A SPECIAL celebration has been held at Trinity Church to mark the 100th year of its grand pipe organ.
Back in 1911 – a week after Cornet Lockie Thorburn had completed his duties and just days before the Coronation of King George – the new organ first accompanied the church’s praise at two services of dedication.
Almost 100 years to the date last Sunday, the congregation marked the special milestone with organist Jamie McKenzie playing a specially chosen piece.
And boasting 1,182 pipes, the organ – which was built by James Jepson Binns of Bramley Organ Works in Leeds – has never required any major work throughout the past century, and been praised for showing little signs of its age by the church minister.

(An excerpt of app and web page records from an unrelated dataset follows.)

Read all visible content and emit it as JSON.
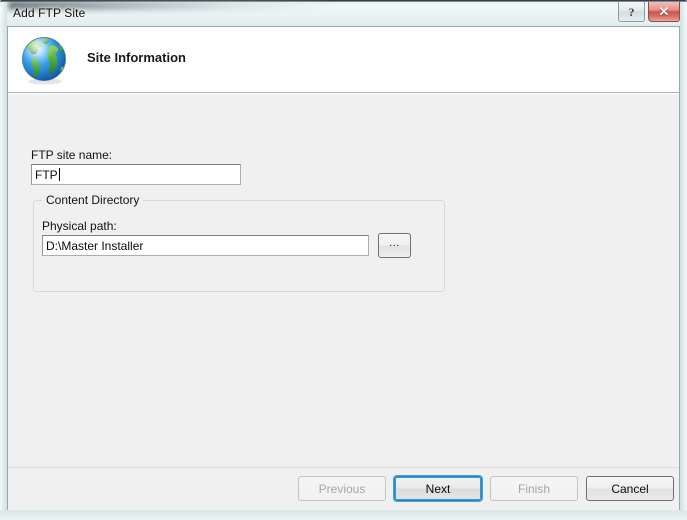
{
  "window": {
    "title": "Add FTP Site",
    "help_button_glyph": "?",
    "close_button_glyph": "✕",
    "help_icon_name": "help-icon",
    "close_icon_name": "close-icon"
  },
  "header": {
    "icon": "globe-icon",
    "title": "Site Information"
  },
  "form": {
    "site_name": {
      "label": "FTP site name:",
      "value": "FTP",
      "placeholder": ""
    },
    "content_directory": {
      "legend": "Content Directory",
      "physical_path": {
        "label": "Physical path:",
        "value": "D:\\Master Installer",
        "placeholder": ""
      },
      "browse_button": {
        "label": "...",
        "icon": "ellipsis-icon"
      }
    }
  },
  "footer": {
    "buttons": [
      {
        "label": "Previous",
        "state": "disabled"
      },
      {
        "label": "Next",
        "state": "focused"
      },
      {
        "label": "Finish",
        "state": "disabled"
      },
      {
        "label": "Cancel",
        "state": "enabled"
      }
    ]
  },
  "colors": {
    "accent_focus": "#37a7e8",
    "close_button_red": "#c7584e",
    "client_background": "#f0f0f0",
    "header_background": "#ffffff",
    "globe_ocean": "#2a87d0",
    "globe_land": "#4fae3f"
  }
}
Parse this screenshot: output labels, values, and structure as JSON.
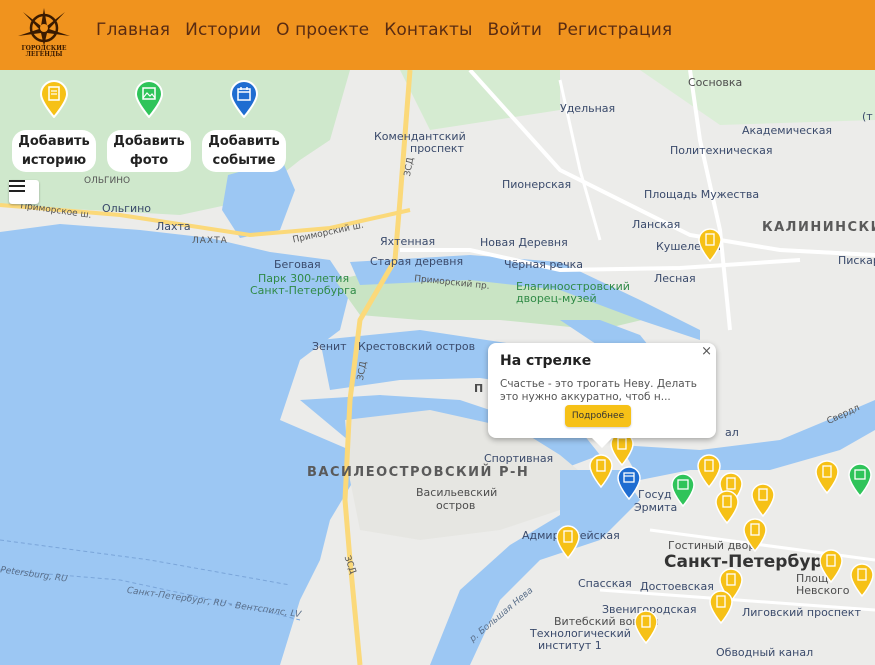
{
  "header": {
    "logo_text_1": "ГОРОДСКИЕ",
    "logo_text_2": "ЛЕГЕНДЫ",
    "nav": [
      {
        "label": "Главная"
      },
      {
        "label": "Истории"
      },
      {
        "label": "О проекте"
      },
      {
        "label": "Контакты"
      },
      {
        "label": "Войти"
      },
      {
        "label": "Регистрация"
      }
    ]
  },
  "add_buttons": [
    {
      "label_1": "Добавить",
      "label_2": "историю",
      "icon": "book-icon",
      "color": "#f6c117"
    },
    {
      "label_1": "Добавить",
      "label_2": "фото",
      "icon": "photo-icon",
      "color": "#2fc45a"
    },
    {
      "label_1": "Добавить",
      "label_2": "событие",
      "icon": "calendar-icon",
      "color": "#1f6dd1"
    }
  ],
  "popup": {
    "title": "На стрелке",
    "text": "Счастье - это трогать Неву. Делать это нужно аккуратно, чтоб н...",
    "button": "Подробнее",
    "close": "×"
  },
  "map_labels": {
    "sosnovka": "Сосновка",
    "udelnaya": "Удельная",
    "akadem": "Академическая",
    "komendant": "Комендантский",
    "prospekt": "проспект",
    "polytech": "Политехническая",
    "pionerskaya": "Пионерская",
    "ploshchad_muzhestva": "Площадь Мужества",
    "kalininsky": "КАЛИНИНСКИЙ",
    "lanskaya": "Ланская",
    "kushelevka": "Кушелевка",
    "piskar": "Пискар",
    "olgino_top": "ОЛЬГИНО",
    "olgino": "Ольгино",
    "primorskoe_sh": "Приморское ш.",
    "lakhta": "Лахта",
    "lakhta_caps": "ЛАХТА",
    "primorsky_sh": "Приморский ш.",
    "yakhtennaya": "Яхтенная",
    "novaya_derevnya": "Новая Деревня",
    "begovaya": "Беговая",
    "staraya_derevnya": "Старая деревня",
    "chernaya_rechka": "Чёрная речка",
    "lesnaya": "Лесная",
    "park_300_1": "Парк 300-летия",
    "park_300_2": "Санкт-Петербурга",
    "primorsky_pr": "Приморский пр.",
    "elagin_1": "Елагиноостровский",
    "elagin_2": "дворец-музей",
    "zenit": "Зенит",
    "krestovsky": "Крестовский остров",
    "zsd_1": "ЗСД",
    "zsd_2": "ЗСД",
    "zsd_3": "ЗСД",
    "vasileostrovsky": "ВАСИЛЕОСТРОВСКИЙ Р-Н",
    "sportivnaya": "Спортивная",
    "vasilievsky_1": "Васильевский",
    "vasilievsky_2": "остров",
    "gos_1": "Госуд",
    "gos_2": "Эрмита",
    "admiralteyskaya": "Адмиралтейская",
    "gostiny": "Гостиный двор",
    "spb": "Санкт-Петербург",
    "spasskaya": "Спасская",
    "dostoevskaya": "Достоевская",
    "ploshchad": "Площ",
    "nevsky": "Невского",
    "zvenigorodskaya": "Звенигородская",
    "vitebsky_1": "Витебский вокзал",
    "tech_1": "Технологический",
    "tech_2": "институт 1",
    "ligovsky": "Лиговский проспект",
    "obvodny": "Обводный канал",
    "bolshaya_neva": "р. Большая Нева",
    "fairway_1": "Petersburg, RU",
    "fairway_2": "Санкт-Петербург, RU - Вентспилс, LV",
    "sverdlovskaya": "Свердл",
    "pi": "П",
    "al": "ал",
    "t_paren": "(т"
  }
}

Rev Michael Scouler said: “James Jepson Binns was known as a perfectionist.
“His organs are particularly forthright in their speech and are also noted for the superb robustness of their construction, so robust indeed that he was known in the trade as Battleship Binns.” He went on: “Costing just £651.10s for the organ and blower and additional display pipes for the case, the organ has given 100 years of mostly trouble-free service without any major work apart from occasional cleaning and repairs. Clearly it has proved of excellent value.”
Highlighting that the organ case and pulpit are the work of Hawick joiner Alex Inglis who also takes the credit for the beautiful carved wood round the pulpit, Rev Scouler commented: “The organ’s historic value is greatly enhanced by the fact that it survives unaltered, and thus is a splendid example of the work of its builder and period.”

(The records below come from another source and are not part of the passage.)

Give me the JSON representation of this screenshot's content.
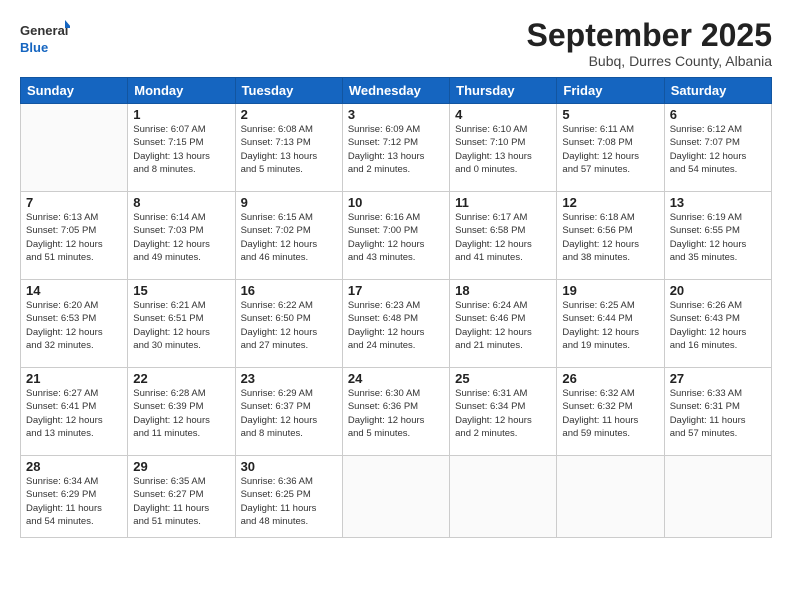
{
  "header": {
    "logo_general": "General",
    "logo_blue": "Blue",
    "month_title": "September 2025",
    "location": "Bubq, Durres County, Albania"
  },
  "days_of_week": [
    "Sunday",
    "Monday",
    "Tuesday",
    "Wednesday",
    "Thursday",
    "Friday",
    "Saturday"
  ],
  "weeks": [
    [
      {
        "day": "",
        "info": ""
      },
      {
        "day": "1",
        "info": "Sunrise: 6:07 AM\nSunset: 7:15 PM\nDaylight: 13 hours\nand 8 minutes."
      },
      {
        "day": "2",
        "info": "Sunrise: 6:08 AM\nSunset: 7:13 PM\nDaylight: 13 hours\nand 5 minutes."
      },
      {
        "day": "3",
        "info": "Sunrise: 6:09 AM\nSunset: 7:12 PM\nDaylight: 13 hours\nand 2 minutes."
      },
      {
        "day": "4",
        "info": "Sunrise: 6:10 AM\nSunset: 7:10 PM\nDaylight: 13 hours\nand 0 minutes."
      },
      {
        "day": "5",
        "info": "Sunrise: 6:11 AM\nSunset: 7:08 PM\nDaylight: 12 hours\nand 57 minutes."
      },
      {
        "day": "6",
        "info": "Sunrise: 6:12 AM\nSunset: 7:07 PM\nDaylight: 12 hours\nand 54 minutes."
      }
    ],
    [
      {
        "day": "7",
        "info": "Sunrise: 6:13 AM\nSunset: 7:05 PM\nDaylight: 12 hours\nand 51 minutes."
      },
      {
        "day": "8",
        "info": "Sunrise: 6:14 AM\nSunset: 7:03 PM\nDaylight: 12 hours\nand 49 minutes."
      },
      {
        "day": "9",
        "info": "Sunrise: 6:15 AM\nSunset: 7:02 PM\nDaylight: 12 hours\nand 46 minutes."
      },
      {
        "day": "10",
        "info": "Sunrise: 6:16 AM\nSunset: 7:00 PM\nDaylight: 12 hours\nand 43 minutes."
      },
      {
        "day": "11",
        "info": "Sunrise: 6:17 AM\nSunset: 6:58 PM\nDaylight: 12 hours\nand 41 minutes."
      },
      {
        "day": "12",
        "info": "Sunrise: 6:18 AM\nSunset: 6:56 PM\nDaylight: 12 hours\nand 38 minutes."
      },
      {
        "day": "13",
        "info": "Sunrise: 6:19 AM\nSunset: 6:55 PM\nDaylight: 12 hours\nand 35 minutes."
      }
    ],
    [
      {
        "day": "14",
        "info": "Sunrise: 6:20 AM\nSunset: 6:53 PM\nDaylight: 12 hours\nand 32 minutes."
      },
      {
        "day": "15",
        "info": "Sunrise: 6:21 AM\nSunset: 6:51 PM\nDaylight: 12 hours\nand 30 minutes."
      },
      {
        "day": "16",
        "info": "Sunrise: 6:22 AM\nSunset: 6:50 PM\nDaylight: 12 hours\nand 27 minutes."
      },
      {
        "day": "17",
        "info": "Sunrise: 6:23 AM\nSunset: 6:48 PM\nDaylight: 12 hours\nand 24 minutes."
      },
      {
        "day": "18",
        "info": "Sunrise: 6:24 AM\nSunset: 6:46 PM\nDaylight: 12 hours\nand 21 minutes."
      },
      {
        "day": "19",
        "info": "Sunrise: 6:25 AM\nSunset: 6:44 PM\nDaylight: 12 hours\nand 19 minutes."
      },
      {
        "day": "20",
        "info": "Sunrise: 6:26 AM\nSunset: 6:43 PM\nDaylight: 12 hours\nand 16 minutes."
      }
    ],
    [
      {
        "day": "21",
        "info": "Sunrise: 6:27 AM\nSunset: 6:41 PM\nDaylight: 12 hours\nand 13 minutes."
      },
      {
        "day": "22",
        "info": "Sunrise: 6:28 AM\nSunset: 6:39 PM\nDaylight: 12 hours\nand 11 minutes."
      },
      {
        "day": "23",
        "info": "Sunrise: 6:29 AM\nSunset: 6:37 PM\nDaylight: 12 hours\nand 8 minutes."
      },
      {
        "day": "24",
        "info": "Sunrise: 6:30 AM\nSunset: 6:36 PM\nDaylight: 12 hours\nand 5 minutes."
      },
      {
        "day": "25",
        "info": "Sunrise: 6:31 AM\nSunset: 6:34 PM\nDaylight: 12 hours\nand 2 minutes."
      },
      {
        "day": "26",
        "info": "Sunrise: 6:32 AM\nSunset: 6:32 PM\nDaylight: 11 hours\nand 59 minutes."
      },
      {
        "day": "27",
        "info": "Sunrise: 6:33 AM\nSunset: 6:31 PM\nDaylight: 11 hours\nand 57 minutes."
      }
    ],
    [
      {
        "day": "28",
        "info": "Sunrise: 6:34 AM\nSunset: 6:29 PM\nDaylight: 11 hours\nand 54 minutes."
      },
      {
        "day": "29",
        "info": "Sunrise: 6:35 AM\nSunset: 6:27 PM\nDaylight: 11 hours\nand 51 minutes."
      },
      {
        "day": "30",
        "info": "Sunrise: 6:36 AM\nSunset: 6:25 PM\nDaylight: 11 hours\nand 48 minutes."
      },
      {
        "day": "",
        "info": ""
      },
      {
        "day": "",
        "info": ""
      },
      {
        "day": "",
        "info": ""
      },
      {
        "day": "",
        "info": ""
      }
    ]
  ]
}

Mr Scouler says the only change made to the original organ occurred when the Eastbank Church became home to the new Trinity congregation in 1959, and the console (or keyboard) was moved, and rotated, from where the communion table now is to its present position.

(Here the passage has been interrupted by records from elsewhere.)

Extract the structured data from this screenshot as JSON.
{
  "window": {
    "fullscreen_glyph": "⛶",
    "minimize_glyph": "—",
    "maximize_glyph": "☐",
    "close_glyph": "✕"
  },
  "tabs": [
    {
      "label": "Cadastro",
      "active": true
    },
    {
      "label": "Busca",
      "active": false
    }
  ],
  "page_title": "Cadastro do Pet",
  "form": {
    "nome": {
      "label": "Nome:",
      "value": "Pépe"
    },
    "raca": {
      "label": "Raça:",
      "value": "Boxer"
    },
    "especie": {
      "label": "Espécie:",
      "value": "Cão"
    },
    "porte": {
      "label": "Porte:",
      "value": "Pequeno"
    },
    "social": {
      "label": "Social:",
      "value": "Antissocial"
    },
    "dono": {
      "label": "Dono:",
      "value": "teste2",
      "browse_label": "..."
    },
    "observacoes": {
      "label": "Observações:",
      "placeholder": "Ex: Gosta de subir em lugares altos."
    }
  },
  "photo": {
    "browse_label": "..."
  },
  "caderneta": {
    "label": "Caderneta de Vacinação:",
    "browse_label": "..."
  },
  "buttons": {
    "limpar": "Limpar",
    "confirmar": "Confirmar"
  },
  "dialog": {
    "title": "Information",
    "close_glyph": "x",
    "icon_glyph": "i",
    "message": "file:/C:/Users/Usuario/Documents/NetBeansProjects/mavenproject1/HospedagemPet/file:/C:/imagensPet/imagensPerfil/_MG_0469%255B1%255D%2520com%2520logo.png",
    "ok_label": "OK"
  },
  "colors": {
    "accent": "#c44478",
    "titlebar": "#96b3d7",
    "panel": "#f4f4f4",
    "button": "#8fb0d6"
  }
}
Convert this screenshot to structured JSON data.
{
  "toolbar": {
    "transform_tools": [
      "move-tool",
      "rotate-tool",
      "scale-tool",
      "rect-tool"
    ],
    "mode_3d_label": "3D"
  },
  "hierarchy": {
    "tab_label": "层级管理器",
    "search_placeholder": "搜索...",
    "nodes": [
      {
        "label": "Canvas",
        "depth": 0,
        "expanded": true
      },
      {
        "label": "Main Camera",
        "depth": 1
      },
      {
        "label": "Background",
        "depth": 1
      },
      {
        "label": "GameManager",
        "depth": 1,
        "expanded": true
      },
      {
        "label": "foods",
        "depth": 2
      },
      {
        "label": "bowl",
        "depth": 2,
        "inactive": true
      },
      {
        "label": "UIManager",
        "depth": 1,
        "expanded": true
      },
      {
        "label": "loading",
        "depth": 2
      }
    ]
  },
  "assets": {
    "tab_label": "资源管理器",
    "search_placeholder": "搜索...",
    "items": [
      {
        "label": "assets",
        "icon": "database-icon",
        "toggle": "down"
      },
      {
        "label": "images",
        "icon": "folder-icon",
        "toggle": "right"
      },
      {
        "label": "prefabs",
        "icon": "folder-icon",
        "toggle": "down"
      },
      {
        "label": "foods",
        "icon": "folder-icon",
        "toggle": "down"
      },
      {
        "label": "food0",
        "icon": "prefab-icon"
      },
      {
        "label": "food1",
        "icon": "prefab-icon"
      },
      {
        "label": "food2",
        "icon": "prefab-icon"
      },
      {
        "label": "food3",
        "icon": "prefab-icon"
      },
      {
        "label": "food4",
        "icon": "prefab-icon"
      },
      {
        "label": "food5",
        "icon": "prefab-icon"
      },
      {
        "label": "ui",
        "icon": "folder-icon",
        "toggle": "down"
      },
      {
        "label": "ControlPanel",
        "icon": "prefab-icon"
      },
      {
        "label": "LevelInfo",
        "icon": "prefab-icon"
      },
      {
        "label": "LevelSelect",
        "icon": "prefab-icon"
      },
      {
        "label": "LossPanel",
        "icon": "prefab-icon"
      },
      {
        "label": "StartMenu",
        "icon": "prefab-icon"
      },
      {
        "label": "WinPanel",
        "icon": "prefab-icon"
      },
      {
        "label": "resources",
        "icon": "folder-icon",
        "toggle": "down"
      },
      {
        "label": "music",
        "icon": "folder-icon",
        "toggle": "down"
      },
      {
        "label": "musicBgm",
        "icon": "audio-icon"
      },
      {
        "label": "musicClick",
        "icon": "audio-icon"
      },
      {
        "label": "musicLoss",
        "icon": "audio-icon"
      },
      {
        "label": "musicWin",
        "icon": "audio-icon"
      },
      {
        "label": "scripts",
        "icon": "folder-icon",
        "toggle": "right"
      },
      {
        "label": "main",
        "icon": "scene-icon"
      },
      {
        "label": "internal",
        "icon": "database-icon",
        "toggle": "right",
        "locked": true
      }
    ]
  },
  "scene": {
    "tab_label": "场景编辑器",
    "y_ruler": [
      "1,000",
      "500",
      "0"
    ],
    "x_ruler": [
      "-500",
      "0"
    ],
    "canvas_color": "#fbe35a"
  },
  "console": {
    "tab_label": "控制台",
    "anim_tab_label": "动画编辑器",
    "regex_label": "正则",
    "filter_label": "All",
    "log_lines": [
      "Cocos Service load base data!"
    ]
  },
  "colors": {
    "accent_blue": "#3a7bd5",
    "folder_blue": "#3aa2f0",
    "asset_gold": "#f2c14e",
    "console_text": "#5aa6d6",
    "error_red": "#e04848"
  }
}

He added: “The organ has been a wonderful asset to worship down the years and a very large number of organists have sat at the console and greatly enjoyed the quality of sound it produces.”